On the evening of February 21, the Global Warming Countermeasures Headquarters
(Chair: DPJ Vice President Katsuya Okada), met at party headquarters
with officials from Nippon Keidanran (Japan Business Federation) and the
Federation of Electric Power Companies of Japan (FEPC) to hear their
presentations and exchanged opinions on measures to combat global warming
and reduce carbon dioxide emissions.
At the start of the meeting, Acting President Kan Naoto (Countermeasures
Headquarters Adviser) said that "we set up a Strategy Headquarters on this
issue in the belief that it is a major threat on a par with nuclear weapons
and terrorism. We hope this will be a meaningful meeting and would like to
hear your frank opinions."
Nippon Keidanren told the strategy headquarters that they had established
the Global Environmental Charter in 1991 to reflect the importance of

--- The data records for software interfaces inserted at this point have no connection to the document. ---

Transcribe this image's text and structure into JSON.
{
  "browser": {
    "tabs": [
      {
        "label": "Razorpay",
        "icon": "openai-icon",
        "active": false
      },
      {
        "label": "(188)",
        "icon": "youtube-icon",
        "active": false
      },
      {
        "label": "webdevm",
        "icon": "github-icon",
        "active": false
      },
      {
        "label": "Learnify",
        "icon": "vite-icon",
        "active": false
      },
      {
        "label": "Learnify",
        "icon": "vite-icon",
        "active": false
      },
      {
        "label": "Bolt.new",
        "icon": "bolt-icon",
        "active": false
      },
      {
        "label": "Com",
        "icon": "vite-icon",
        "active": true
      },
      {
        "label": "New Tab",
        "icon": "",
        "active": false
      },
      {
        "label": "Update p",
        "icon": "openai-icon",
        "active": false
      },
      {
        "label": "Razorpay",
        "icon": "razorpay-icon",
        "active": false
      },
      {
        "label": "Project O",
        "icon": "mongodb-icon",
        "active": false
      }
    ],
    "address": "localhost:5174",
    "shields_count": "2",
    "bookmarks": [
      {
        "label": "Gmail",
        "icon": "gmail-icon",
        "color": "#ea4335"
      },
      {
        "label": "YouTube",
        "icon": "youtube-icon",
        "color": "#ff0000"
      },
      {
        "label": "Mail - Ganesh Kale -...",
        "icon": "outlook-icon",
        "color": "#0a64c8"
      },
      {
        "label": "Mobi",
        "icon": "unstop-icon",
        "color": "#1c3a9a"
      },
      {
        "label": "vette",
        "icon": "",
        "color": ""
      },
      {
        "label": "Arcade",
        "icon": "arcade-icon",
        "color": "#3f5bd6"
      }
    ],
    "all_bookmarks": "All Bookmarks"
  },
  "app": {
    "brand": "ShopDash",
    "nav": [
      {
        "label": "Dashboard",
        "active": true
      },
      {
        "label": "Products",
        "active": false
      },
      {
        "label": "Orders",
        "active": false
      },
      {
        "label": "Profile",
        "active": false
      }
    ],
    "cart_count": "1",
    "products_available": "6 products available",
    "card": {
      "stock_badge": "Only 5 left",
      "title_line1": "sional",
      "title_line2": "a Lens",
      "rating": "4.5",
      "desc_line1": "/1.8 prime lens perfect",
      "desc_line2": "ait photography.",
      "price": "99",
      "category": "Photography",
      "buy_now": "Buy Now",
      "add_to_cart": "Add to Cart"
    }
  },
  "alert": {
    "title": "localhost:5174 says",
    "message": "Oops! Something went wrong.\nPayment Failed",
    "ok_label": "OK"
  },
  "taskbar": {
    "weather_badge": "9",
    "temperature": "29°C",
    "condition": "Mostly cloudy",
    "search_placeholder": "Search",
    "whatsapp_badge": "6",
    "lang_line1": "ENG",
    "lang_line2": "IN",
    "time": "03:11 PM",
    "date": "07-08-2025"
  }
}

achieving both environmental preservation and economic growth. They also
explained the desire to spread Japanese energy-conserving and low-carbon
technology to other countries in the belief that all nations should
participate in anti-global warming efforts. Nippon Keidanren presented with
concrete examples of measures to combat global warming in the steel-making
The FEPC reported on demand-side initiatives to improve efficiency and
release less carbon dioxide, such as energy-efficient water heaters and
electric vehicles, in addition to technological developments on the supply-side.
Participating DPJ members agreed on the importance of having all countries
participate in measures to combat global warming and thanked both
organizations for their informative and concise presentations. Some members
called for precautions to ensure that emissions trading is not used the
speculative purposes while other members said they would also like to see
information on international coordination in the fight against global
warming in industries other than the steel industry.
Nippon Keidanren agreed that speculative emissions trading risked
preventing carbon dioxide emissions reductions.